- Emotion-focused coping
- Meaning-focused coping
This list is both-and, not either/or. All of these coping strategies have their purposes and times. In fact, I think they’re complementary to each other.
Meaning-focused coping is the mental reframing that we do in order to live with situations that can’t be resolved quickly or completely, or by ourselves alone.
Environmental psychologist Britt Wray has written:
“Meaning-focused coping can allow us to get through almost anything and persist with at least some degree of positivity. Meaning is the ultimate existential tool.” In a future post I’ll go more deeply into how I find meaning in my own imperfect understanding of the polycrisis—including the fact that my understanding is imperfect.
Problem-focused coping means taking action, which may include political activism, the kind of work you do, or making individual sustainable choices. This is something I’ll also discuss in a future post.
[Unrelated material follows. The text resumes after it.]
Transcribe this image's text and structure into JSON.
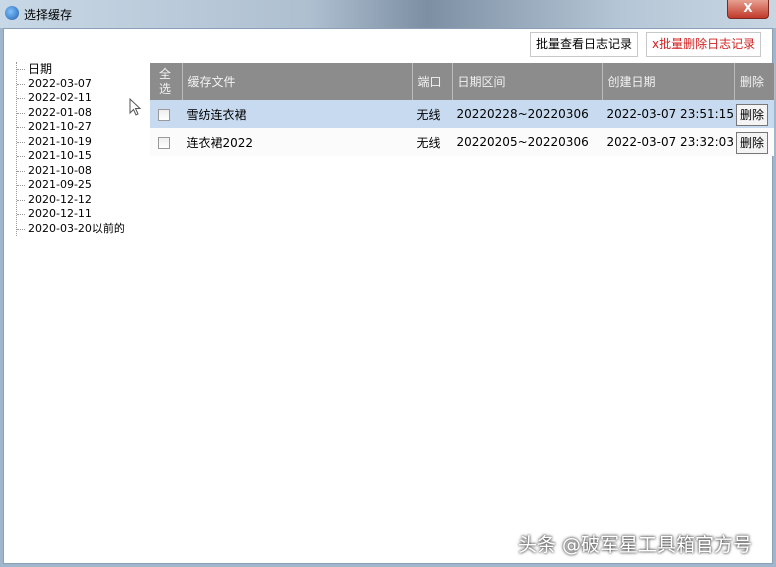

A 2022 study of young adults suggested taking action with others has a particular power to “buffer” the effects of climate anxiety and despair.
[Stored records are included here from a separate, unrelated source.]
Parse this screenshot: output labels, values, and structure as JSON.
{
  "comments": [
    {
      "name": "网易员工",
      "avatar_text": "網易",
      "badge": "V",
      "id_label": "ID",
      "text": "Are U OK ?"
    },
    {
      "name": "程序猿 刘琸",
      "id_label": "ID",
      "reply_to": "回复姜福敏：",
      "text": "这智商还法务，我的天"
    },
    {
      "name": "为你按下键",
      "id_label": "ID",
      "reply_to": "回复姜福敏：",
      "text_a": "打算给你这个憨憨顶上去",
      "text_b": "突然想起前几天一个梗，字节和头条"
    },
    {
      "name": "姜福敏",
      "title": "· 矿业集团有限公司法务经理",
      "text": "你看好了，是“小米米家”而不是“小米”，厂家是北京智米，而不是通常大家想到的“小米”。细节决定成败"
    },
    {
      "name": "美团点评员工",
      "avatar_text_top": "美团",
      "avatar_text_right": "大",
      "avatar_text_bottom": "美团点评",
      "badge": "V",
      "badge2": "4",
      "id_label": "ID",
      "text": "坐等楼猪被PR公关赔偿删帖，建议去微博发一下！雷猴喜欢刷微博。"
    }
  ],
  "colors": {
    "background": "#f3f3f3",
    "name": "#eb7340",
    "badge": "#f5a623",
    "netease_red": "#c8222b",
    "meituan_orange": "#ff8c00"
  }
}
“Engaging in collective action may combat feelings of despair and helplessness and foster feelings of hope,” the researchers said. “Engaging in collective action can also result in feelings of empowerment and social support.”
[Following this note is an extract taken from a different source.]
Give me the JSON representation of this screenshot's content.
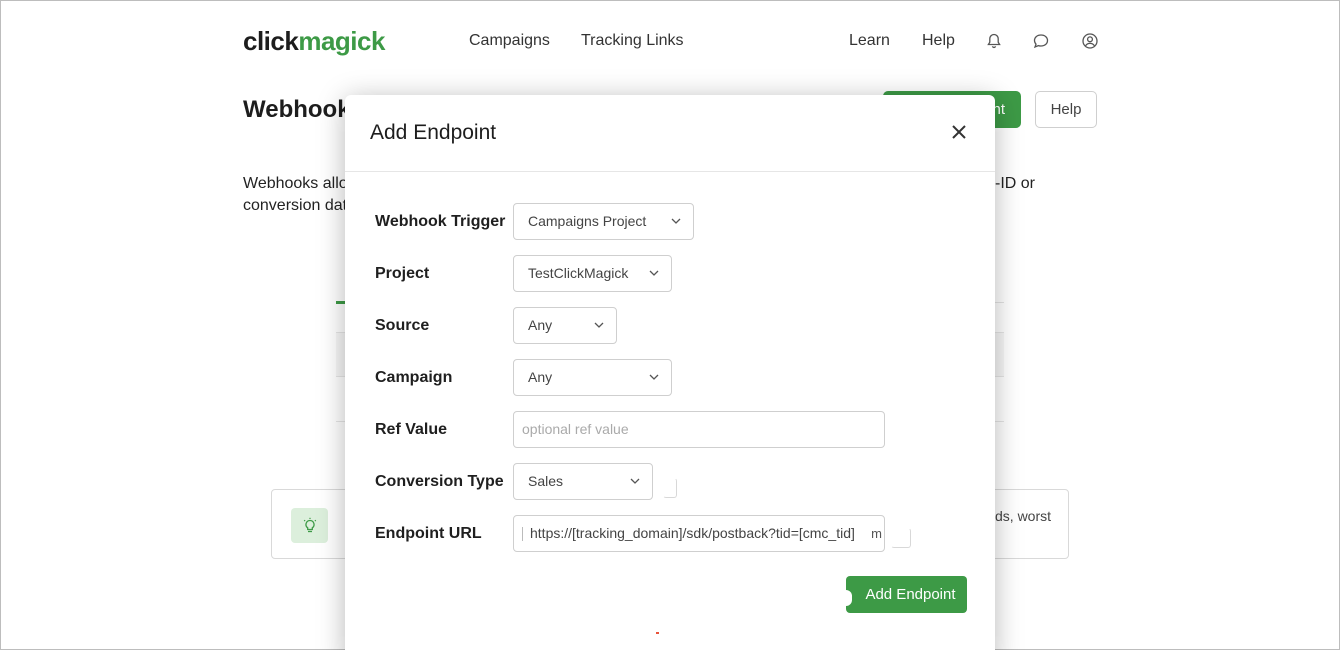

When we take action with intention to make things better, the researchers say, we experience a sense of agency, which is known to protect mental health. And, we are connecting with others, gaining social support, which also protects mental health.
Emotion-focused coping was defined in Ojala’s paper as denying, distancing ourselves from, or suppressing climate emotions. Sometimes, that is necessary; we can’t be staring at IPCC reports every minute of every day.
But emotion-focused coping can also mean something very different, almost the opposite: leaning into and experiencing the emotions themselves, without trying to change them and make them go away.
For various reasons, this past year in particular, I’ve invested a lot of time into both conventional talk therapy and personal work that focuses on emotional release.
To release some of my emotions about climate change, aging deeper into my 40s, the pandemic, all the things, I’ve engaged in movement practices like 5 Rhythms and ecstatic dance; regular old dancing; running; spending time in nature; VR journeys; mindfulness; meditation tapes and body scans; journaling, sketching; singing and vocal improvisation in a group; and emotional release techniques like pounding pillows.
Some of these techniques are more on the side of emotional release (Let it out!), while others are more like emotional regulation (calm it down…). They can all be incredibly helpful and healing.
I found I like the movement-based techniques in particular because they emphasize not getting stuck in any one emotion. The music shifts; the beat shifts; the energy shifts; your body heats up, heart races, you hit a wall, break a sweat, calm down.
And here’s the thing I’ve found, the dessert at the end of the meal: moving with the hard emotions also puts you in touch with your joy.
Like the water, like skin
Thank you for sharing that beautiful newsletter with us, Anya!
For this week’s members-only thread, I want to find some positivity with you all, so I’ll be asking Double Shift members what YOU are most looking forward to this holiday season, even during difficult times. I’ll be sending it out Thursday evening East Coast time so we can lift each other’s spirits as we digest the Thanksgiving meal. To get in on this fun, become a member of The Double Shift, it starts at $7/mo.
Also, if you missed our members-only hangout on 11/16 where I talk about findings from my playbook, check your member podcast feed, as I've posted audio of our zoom conversation with Double Shifters there! (Need help getting your private audio feed installed in your favorite podcast player? email us at firstname.lastname@example.org and we'll help you out.)
Join me and my colleague Brigid Schulte along with Courtney Martin from The Holding Co. to discuss my playbook to transform how America cares. It is open to all and will be a great virtual event! RSVP here.
Another great event on Nov 28TH at 3PM EST is from LUMO, who are friends of the Double Shift, is Mastering the Expecting Parent Experience: The Hidden Way Your Company is Losing the Hearts & Minds of Top Talent. RSVP here!